● **WHAT IS BEING ASKED**
Return the listing in full. Keep every word as it stands.

════════════════

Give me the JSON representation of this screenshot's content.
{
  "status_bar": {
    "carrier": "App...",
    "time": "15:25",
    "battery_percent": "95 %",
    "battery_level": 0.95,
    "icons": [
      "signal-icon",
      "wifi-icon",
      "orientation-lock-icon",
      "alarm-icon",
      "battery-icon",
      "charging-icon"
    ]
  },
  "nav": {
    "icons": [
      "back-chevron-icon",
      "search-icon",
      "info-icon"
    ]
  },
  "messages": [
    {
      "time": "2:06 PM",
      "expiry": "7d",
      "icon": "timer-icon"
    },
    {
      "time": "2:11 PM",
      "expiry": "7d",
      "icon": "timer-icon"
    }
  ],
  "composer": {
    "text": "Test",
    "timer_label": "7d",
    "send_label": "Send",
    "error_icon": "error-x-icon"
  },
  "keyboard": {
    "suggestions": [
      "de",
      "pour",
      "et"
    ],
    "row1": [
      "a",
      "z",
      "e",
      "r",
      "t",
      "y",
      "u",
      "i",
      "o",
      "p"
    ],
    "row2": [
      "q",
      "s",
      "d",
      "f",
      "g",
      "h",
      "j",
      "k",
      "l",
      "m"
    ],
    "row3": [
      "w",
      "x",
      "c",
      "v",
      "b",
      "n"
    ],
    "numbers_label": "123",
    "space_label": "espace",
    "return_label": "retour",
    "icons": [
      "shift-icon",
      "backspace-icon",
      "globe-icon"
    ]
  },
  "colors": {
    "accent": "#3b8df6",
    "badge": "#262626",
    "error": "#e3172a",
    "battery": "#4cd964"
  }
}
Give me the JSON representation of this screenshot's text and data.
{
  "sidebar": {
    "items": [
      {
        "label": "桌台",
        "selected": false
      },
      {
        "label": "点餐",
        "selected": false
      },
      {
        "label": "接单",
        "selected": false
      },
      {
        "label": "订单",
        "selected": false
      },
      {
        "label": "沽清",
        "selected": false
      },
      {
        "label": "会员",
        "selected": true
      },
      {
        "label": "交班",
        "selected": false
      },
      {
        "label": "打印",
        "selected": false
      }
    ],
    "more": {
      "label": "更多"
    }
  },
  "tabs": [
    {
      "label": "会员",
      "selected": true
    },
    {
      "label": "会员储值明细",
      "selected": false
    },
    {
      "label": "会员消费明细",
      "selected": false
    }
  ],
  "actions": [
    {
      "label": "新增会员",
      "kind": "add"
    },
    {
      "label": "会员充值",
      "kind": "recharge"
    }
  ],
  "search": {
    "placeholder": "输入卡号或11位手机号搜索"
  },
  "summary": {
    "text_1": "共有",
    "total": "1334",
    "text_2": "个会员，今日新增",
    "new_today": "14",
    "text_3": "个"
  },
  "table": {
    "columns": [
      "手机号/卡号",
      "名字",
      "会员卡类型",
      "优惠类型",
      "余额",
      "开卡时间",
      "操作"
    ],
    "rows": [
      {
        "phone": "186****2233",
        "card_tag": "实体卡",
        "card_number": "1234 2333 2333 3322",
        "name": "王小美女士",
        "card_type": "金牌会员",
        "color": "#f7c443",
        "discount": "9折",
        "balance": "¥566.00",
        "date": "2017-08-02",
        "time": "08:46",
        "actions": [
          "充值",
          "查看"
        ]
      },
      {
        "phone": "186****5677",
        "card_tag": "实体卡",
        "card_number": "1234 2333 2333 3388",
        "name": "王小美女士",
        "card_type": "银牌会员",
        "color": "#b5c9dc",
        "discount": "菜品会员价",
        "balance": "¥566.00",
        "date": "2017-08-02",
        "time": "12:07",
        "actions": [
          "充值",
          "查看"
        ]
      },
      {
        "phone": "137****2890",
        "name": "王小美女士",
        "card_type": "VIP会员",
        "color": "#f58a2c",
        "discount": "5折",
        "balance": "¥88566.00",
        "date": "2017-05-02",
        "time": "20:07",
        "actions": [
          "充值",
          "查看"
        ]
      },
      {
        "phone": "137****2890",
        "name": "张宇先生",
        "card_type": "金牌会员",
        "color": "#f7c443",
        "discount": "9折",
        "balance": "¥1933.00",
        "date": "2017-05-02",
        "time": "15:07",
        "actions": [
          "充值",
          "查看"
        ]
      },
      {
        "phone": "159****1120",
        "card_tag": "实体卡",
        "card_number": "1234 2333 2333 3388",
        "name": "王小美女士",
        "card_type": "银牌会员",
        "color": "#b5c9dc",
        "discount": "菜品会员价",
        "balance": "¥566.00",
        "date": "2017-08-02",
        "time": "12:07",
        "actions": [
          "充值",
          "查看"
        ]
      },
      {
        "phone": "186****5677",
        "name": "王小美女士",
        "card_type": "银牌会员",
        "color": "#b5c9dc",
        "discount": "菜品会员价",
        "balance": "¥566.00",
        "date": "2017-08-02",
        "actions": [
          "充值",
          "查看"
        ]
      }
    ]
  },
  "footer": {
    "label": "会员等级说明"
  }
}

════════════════

● **TASK RESULT**
Give me the JSON representation of this screenshot's content.
{
  "status_bar": {
    "carrier": "App...",
    "time": "15:25",
    "battery_percent": "95 %",
    "battery_level": 0.95,
    "icons": [
      "signal-icon",
      "wifi-icon",
      "orientation-lock-icon",
      "alarm-icon",
      "battery-icon",
      "charging-icon"
    ]
  },
  "nav": {
    "icons": [
      "back-chevron-icon",
      "search-icon",
      "info-icon"
    ]
  },
  "messages": [
    {
      "time": "2:06 PM",
      "expiry": "7d",
      "icon": "timer-icon"
    },
    {
      "time": "2:11 PM",
      "expiry": "7d",
      "icon": "timer-icon"
    }
  ],
  "composer": {
    "text": "Test",
    "timer_label": "7d",
    "send_label": "Send",
    "error_icon": "error-x-icon"
  },
  "keyboard": {
    "suggestions": [
      "de",
      "pour",
      "et"
    ],
    "row1": [
      "a",
      "z",
      "e",
      "r",
      "t",
      "y",
      "u",
      "i",
      "o",
      "p"
    ],
    "row2": [
      "q",
      "s",
      "d",
      "f",
      "g",
      "h",
      "j",
      "k",
      "l",
      "m"
    ],
    "row3": [
      "w",
      "x",
      "c",
      "v",
      "b",
      "n"
    ],
    "numbers_label": "123",
    "space_label": "espace",
    "return_label": "retour",
    "icons": [
      "shift-icon",
      "backspace-icon",
      "globe-icon"
    ]
  },
  "colors": {
    "accent": "#3b8df6",
    "badge": "#262626",
    "error": "#e3172a",
    "battery": "#4cd964"
  }
}
Give me the JSON representation of this screenshot's text and data.
{
  "sidebar": {
    "items": [
      {
        "label": "桌台",
        "selected": false
      },
      {
        "label": "点餐",
        "selected": false
      },
      {
        "label": "接单",
        "selected": false
      },
      {
        "label": "订单",
        "selected": false
      },
      {
        "label": "沽清",
        "selected": false
      },
      {
        "label": "会员",
        "selected": true
      },
      {
        "label": "交班",
        "selected": false
      },
      {
        "label": "打印",
        "selected": false
      }
    ],
    "more": {
      "label": "更多"
    }
  },
  "tabs": [
    {
      "label": "会员",
      "selected": true
    },
    {
      "label": "会员储值明细",
      "selected": false
    },
    {
      "label": "会员消费明细",
      "selected": false
    }
  ],
  "actions": [
    {
      "label": "新增会员",
      "kind": "add"
    },
    {
      "label": "会员充值",
      "kind": "recharge"
    }
  ],
  "search": {
    "placeholder": "输入卡号或11位手机号搜索"
  },
  "summary": {
    "text_1": "共有",
    "total": "1334",
    "text_2": "个会员，今日新增",
    "new_today": "14",
    "text_3": "个"
  },
  "table": {
    "columns": [
      "手机号/卡号",
      "名字",
      "会员卡类型",
      "优惠类型",
      "余额",
      "开卡时间",
      "操作"
    ],
    "rows": [
      {
        "phone": "186****2233",
        "card_tag": "实体卡",
        "card_number": "1234 2333 2333 3322",
        "name": "王小美女士",
        "card_type": "金牌会员",
        "color": "#f7c443",
        "discount": "9折",
        "balance": "¥566.00",
        "date": "2017-08-02",
        "time": "08:46",
        "actions": [
          "充值",
          "查看"
        ]
      },
      {
        "phone": "186****5677",
        "card_tag": "实体卡",
        "card_number": "1234 2333 2333 3388",
        "name": "王小美女士",
        "card_type": "银牌会员",
        "color": "#b5c9dc",
        "discount": "菜品会员价",
        "balance": "¥566.00",
        "date": "2017-08-02",
        "time": "12:07",
        "actions": [
          "充值",
          "查看"
        ]
      },
      {
        "phone": "137****2890",
        "name": "王小美女士",
        "card_type": "VIP会员",
        "color": "#f58a2c",
        "discount": "5折",
        "balance": "¥88566.00",
        "date": "2017-05-02",
        "time": "20:07",
        "actions": [
          "充值",
          "查看"
        ]
      },
      {
        "phone": "137****2890",
        "name": "张宇先生",
        "card_type": "金牌会员",
        "color": "#f7c443",
        "discount": "9折",
        "balance": "¥1933.00",
        "date": "2017-05-02",
        "time": "15:07",
        "actions": [
          "充值",
          "查看"
        ]
      },
      {
        "phone": "159****1120",
        "card_tag": "实体卡",
        "card_number": "1234 2333 2333 3388",
        "name": "王小美女士",
        "card_type": "银牌会员",
        "color": "#b5c9dc",
        "discount": "菜品会员价",
        "balance": "¥566.00",
        "date": "2017-08-02",
        "time": "12:07",
        "actions": [
          "充值",
          "查看"
        ]
      },
      {
        "phone": "186****5677",
        "name": "王小美女士",
        "card_type": "银牌会员",
        "color": "#b5c9dc",
        "discount": "菜品会员价",
        "balance": "¥566.00",
        "date": "2017-08-02",
        "actions": [
          "充值",
          "查看"
        ]
      }
    ]
  },
  "footer": {
    "label": "会员等级说明"
  }
}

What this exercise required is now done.